In my career, I’ve been privileged to connect with many educators who faithfully prioritize the needs of students on a daily basis. On my path to reconnect with Black educators and see how they were caring for their own Black students at such an unprecedented moment in time, I spoke with three who are living and working in Guilford County: Gregsha Lee, a teacher a Dudley High School (where my own daughter attends), Jonathan Moore, assistant principal at Northern Guilford Middle School, and Roger Michael, former assistant principal at Gate City Charter Academy. I was eager to gather insight as I help my own two children navigate home-learning.
“The kids keep me here,” Lee shared with me right off the bat. She feels empowered to be in this moment with her students, providing them not only with direct instruction, but also customizing learning to meet their unique individual needs.
“My students are overwhelmed,” Lee tells me. Her message resonates, as I watch my children fight to balance school at home and deadlines that see no boundaries and continually bleed into weekends and holidays.
Stories like these are not limited to Dudley High School. Moore confirms that students and parents have repeatedly told him that “this isn’t working.” Likewise, Michael says that even his teachers feel unable to address these challenges with the limited resources they have.
The pandemic is unearthing cracks in our education system — a system that’s never worked for many of our students. These difficult days are also straining the mental health of those privileged students who previously felt successful in school. In my own house, this has taken the form of grades declining and my children screaming out that no one cares whether or not they’re okay. I’ve found myself looking so far into the future and what might happen that I miss what’s happening to my children every day as they struggle through this new way of learning while attempting not to let their own bar for success be lowered.
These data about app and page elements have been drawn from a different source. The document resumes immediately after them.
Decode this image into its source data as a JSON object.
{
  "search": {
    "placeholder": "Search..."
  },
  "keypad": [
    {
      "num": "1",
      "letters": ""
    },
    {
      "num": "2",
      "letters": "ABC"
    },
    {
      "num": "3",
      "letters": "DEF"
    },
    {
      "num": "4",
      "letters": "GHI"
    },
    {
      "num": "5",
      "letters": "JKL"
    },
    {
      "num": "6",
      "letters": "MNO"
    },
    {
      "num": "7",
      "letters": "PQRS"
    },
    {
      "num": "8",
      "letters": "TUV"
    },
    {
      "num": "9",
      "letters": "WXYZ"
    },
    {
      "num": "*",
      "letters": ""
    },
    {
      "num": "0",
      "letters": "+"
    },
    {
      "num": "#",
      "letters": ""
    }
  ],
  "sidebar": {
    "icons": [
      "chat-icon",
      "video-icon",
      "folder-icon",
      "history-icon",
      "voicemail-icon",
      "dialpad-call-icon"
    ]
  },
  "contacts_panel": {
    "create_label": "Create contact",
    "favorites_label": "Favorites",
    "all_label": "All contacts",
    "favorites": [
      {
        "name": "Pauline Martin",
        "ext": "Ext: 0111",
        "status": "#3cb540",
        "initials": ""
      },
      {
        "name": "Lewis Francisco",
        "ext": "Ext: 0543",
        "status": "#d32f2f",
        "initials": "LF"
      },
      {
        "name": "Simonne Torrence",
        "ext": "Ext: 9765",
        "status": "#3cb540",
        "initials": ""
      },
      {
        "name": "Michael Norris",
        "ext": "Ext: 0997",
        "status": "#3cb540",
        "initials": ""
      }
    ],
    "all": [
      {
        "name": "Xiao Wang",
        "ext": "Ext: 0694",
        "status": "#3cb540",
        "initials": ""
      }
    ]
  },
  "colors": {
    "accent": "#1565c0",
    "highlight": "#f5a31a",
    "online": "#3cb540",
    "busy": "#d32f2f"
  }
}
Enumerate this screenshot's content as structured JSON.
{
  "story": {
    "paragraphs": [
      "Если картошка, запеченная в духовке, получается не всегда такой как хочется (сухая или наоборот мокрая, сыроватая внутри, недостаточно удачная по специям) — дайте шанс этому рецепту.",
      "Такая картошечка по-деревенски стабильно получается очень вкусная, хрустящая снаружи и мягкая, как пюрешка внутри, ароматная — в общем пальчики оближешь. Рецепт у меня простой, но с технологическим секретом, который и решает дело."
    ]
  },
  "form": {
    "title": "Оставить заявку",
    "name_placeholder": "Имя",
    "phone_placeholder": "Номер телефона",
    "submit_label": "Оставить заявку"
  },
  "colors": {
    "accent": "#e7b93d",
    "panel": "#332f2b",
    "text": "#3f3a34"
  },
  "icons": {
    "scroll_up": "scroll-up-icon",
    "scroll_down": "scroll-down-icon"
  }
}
In our conversation, Michael points out the tremendous social-emotional burden that students are shouldering while being isolated from their teachers and peers: “This is new, with both teachers and students learning to exist in this space while attempting to continue to meet outcomes and external expectations.”
Michael also points out a shift we need to make in the language we use when talking about schooling in this moment. “The rhetoric that schools need to open needs to stop,” he insists. “Schools were never closed. We’ve been open the entire time. We just haven’t been face-to-face in a building.”
Indeed, teachers are working countless hours in service of students and it’s critical that those of us outside of the classroom acknowledge that. The hours that teachers are dedicating to students, while they have never taken the form of a typical 40-hour work week, have been stretched as demands and needs multiply.
But this is not a message of despair, and I find Michael’s perspective reassuring: “With [this hard work] comes love and ensuring that we do whatever it takes to equip students with what they need and what they deserve.”
All three of these educators express a deep sense of hope — hope found in connections made with students and their families. “Being able to see my students continually trying … when they’re frustrated with AP classes … their resilience is really what’s inspiring to me,” shares Lee. “Students haven’t lost sight of their goals and to see that they see enough in themselves not to give up makes me smile.”
As we close out Black History Month during a time when many students and teachers in our community approach a full year of virtual instruction, it’s important to remember all that the educators in our state are doing to ensure that teaching, learning, and growth continues. And it’s important to celebrate the fact that it is all done with immense love and painstaking care.